  1. They can no longer have any life experiences;
  2. They may be uncertain as to what will happen to them if there is a life after death;
  3. They may be afraid of what will happen to their bodies after death;
  4. They realize they will no longer be able to care for their dependents;
  5. They realize that their death will cause grief to their relatives and friends;
  6. They realize that all their plans and projects will come to an end; and
  7. They may be afraid that the process of dying will be painful. (citation omitted)

Avoiding estate planning helps some people avoid thoughts of their own mortality. I must ask the practical question – and how is this a good thing?
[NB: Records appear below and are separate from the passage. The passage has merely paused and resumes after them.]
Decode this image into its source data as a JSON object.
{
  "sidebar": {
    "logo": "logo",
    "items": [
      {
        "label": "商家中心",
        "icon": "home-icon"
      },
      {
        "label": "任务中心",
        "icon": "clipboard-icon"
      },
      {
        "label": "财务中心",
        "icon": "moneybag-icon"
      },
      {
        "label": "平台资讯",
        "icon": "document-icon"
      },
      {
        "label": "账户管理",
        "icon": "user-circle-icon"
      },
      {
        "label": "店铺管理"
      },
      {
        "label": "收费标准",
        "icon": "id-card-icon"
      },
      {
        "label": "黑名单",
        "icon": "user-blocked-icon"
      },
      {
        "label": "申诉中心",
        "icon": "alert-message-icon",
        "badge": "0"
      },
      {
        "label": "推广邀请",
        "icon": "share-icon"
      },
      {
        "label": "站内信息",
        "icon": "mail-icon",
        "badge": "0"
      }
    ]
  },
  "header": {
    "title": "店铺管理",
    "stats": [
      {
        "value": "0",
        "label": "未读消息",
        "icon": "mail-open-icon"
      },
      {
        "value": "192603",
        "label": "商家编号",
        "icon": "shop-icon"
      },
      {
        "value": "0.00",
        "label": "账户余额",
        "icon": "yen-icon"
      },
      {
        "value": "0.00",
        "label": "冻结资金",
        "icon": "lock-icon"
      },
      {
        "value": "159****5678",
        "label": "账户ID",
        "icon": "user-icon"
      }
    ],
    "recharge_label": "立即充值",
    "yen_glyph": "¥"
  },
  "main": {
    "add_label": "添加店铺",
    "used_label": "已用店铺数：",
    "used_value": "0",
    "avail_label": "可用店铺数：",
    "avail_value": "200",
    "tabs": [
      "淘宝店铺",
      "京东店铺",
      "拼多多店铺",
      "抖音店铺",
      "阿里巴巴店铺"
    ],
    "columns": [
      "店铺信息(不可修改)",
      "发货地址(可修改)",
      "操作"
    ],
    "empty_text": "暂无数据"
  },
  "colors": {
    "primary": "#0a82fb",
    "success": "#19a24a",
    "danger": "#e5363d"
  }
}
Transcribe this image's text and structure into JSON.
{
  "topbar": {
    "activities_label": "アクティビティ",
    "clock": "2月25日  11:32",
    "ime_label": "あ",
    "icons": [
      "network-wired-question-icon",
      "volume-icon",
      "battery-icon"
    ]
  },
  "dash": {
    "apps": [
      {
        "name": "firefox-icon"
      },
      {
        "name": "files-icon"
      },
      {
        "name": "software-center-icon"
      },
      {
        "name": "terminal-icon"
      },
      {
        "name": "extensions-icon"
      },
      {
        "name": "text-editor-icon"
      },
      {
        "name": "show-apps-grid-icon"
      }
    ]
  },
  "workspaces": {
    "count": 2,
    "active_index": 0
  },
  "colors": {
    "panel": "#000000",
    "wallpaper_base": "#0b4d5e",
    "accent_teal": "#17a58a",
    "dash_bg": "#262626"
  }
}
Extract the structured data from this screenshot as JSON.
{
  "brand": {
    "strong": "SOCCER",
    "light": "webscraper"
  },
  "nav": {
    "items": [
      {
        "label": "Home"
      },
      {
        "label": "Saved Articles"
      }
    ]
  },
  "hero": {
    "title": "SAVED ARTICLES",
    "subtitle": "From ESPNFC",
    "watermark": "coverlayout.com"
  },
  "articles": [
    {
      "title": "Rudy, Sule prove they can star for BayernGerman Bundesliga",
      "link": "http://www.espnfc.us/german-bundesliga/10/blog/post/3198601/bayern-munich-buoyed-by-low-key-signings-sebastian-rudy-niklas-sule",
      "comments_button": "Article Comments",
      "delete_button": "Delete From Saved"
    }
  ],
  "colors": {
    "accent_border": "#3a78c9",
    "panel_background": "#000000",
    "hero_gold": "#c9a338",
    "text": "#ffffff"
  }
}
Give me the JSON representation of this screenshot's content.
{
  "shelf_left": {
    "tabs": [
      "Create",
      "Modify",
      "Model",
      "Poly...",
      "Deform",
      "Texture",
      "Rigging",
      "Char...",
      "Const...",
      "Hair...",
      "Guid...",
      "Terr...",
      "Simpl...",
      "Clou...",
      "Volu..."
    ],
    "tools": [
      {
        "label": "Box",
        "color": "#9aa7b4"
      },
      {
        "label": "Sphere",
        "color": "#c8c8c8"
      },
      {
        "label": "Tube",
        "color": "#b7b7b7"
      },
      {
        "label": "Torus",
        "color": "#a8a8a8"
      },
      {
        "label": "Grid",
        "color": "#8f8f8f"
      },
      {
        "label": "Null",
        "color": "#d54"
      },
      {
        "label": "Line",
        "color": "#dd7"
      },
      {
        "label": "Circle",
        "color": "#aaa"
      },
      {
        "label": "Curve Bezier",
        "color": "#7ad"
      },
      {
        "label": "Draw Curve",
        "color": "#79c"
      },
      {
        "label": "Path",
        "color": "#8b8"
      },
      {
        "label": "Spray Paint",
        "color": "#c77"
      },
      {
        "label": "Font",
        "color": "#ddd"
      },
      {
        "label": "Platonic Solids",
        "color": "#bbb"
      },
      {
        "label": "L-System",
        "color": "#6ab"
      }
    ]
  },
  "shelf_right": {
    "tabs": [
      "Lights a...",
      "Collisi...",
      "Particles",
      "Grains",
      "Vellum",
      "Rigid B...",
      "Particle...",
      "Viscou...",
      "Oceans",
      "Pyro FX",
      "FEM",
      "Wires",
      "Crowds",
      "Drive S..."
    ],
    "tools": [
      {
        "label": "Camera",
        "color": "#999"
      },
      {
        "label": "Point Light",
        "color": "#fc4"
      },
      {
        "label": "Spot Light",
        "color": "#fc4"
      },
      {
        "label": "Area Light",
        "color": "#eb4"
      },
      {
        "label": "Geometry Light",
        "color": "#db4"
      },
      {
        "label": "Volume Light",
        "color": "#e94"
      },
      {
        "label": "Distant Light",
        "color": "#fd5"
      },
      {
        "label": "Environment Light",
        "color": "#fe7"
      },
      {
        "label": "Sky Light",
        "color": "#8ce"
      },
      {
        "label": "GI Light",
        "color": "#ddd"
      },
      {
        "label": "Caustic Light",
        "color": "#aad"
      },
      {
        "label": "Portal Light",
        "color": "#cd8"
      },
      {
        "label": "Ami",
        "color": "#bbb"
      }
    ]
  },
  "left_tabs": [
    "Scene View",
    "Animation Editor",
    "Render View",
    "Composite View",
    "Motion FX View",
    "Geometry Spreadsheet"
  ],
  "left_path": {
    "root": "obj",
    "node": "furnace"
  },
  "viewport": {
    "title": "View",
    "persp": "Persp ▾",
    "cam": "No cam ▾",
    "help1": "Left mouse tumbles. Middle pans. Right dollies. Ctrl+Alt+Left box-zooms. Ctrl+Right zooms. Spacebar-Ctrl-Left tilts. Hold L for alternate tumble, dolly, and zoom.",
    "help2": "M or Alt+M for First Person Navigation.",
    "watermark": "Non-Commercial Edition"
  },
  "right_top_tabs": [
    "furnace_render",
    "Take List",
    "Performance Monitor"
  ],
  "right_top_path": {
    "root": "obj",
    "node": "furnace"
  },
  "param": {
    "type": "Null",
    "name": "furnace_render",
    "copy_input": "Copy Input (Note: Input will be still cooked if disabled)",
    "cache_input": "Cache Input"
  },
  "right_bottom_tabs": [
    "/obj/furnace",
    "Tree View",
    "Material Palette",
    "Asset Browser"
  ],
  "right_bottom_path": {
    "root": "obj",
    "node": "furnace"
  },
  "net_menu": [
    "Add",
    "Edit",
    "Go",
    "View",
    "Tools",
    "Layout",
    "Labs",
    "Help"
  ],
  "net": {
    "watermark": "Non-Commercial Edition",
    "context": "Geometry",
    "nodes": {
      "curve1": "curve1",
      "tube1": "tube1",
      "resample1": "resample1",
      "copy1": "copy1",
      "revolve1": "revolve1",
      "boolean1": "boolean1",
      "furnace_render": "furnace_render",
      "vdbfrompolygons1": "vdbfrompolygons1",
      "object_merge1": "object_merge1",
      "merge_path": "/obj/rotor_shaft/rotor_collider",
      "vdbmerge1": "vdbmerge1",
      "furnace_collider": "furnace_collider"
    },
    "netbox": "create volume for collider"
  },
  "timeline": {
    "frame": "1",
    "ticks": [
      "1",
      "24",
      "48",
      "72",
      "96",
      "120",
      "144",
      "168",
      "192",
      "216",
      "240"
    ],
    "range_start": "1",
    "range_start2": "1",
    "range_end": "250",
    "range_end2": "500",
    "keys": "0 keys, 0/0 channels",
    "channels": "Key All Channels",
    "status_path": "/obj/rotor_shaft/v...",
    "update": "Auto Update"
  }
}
It is about perpetuating death-denial that pervades our culture.  The crazy thing is that busting the “taboo” of thinking about death by making an estate plan is – I believe – an invaluable way to think about what is important to us in our lives right now, and are we living the kind of life for which we want to be remembered?  I already broached this topic in an earlier post, about writing your obituary now. [link to post]  From this article I learned of a study that (more than thirty years ago) that referred to the professional estate planner’s anxiety about raising the issue of mortality with clients?!  I don’t think I know of colleagues with that type of skin.

Glover also looks at estate disputes and familial conflict and the tangled web of concern over who gets what when there are children and assets involved and everyone may not get along.  I liked his footnote citing an article by M. Begleiter entitled “Anti-Contest Clauses: When You Care Enough to Send the Final Threat.”  This is a primary reason that I advocate mediation clauses in wills. The mediation clause cannot, under present law, force disputing parties to go first to mediation prior to a challenge in court, but a testator can certainly express herself about how she intends her children to get along and resolve any disputes they may have. A good article by Lela Porter Love about mediating probate matters to preserve and promote family harmony can be found here.

In the second half of the article, Glover finally gets to looking at the “therapeutic consequences” of estate planning.  He seems to start with the premise that only sailors on whaling ships (like Ishmael) should be entitled to feel good about getting their affairs in order.  I would tend to disagree!  One of the first benefits he discusses is that of self-determination, namely that deciding in advance who will be your beneficiaries knocks out the possibility of others determining the distribution (even “the government” meaning state laws of intestacy).  He also cites a helpful article about the “Power Tools” of estate conflict management by Paul Fisher, available here.

Finally, I liked what Glover had to say about the will execution ceremony.  It is and ought to be recognized as an important achievement, one which should provide the testator an amount of satisfaction.  The typical will ceremony in Colorado involves two witnesses, and can provide a certain amount of relief in that the anxiety remaining about mortality will often be replaced by a feeling that a person has put his or her affairs in order.  The last bit of fascinating information in this article concerns the origins of the Nobel prizes.  Grover points out that Alfred Nobel was the reader of a premature and highly critical obituary, as it was erroneously originally reported that Alfred, not his brother Ludvig, had died of a heart attack.  As a result of the “merchant of death” description in the obituary, Alfred Nobel bequeathed the bulk of his family fortune and his family name to the prizes that rewards persons making contributions for the benefit of humanity.  I recommend this article for reading by anyone who questions the therapeutic benefits of making a will, writing a testament, or executing durable powers of attorney.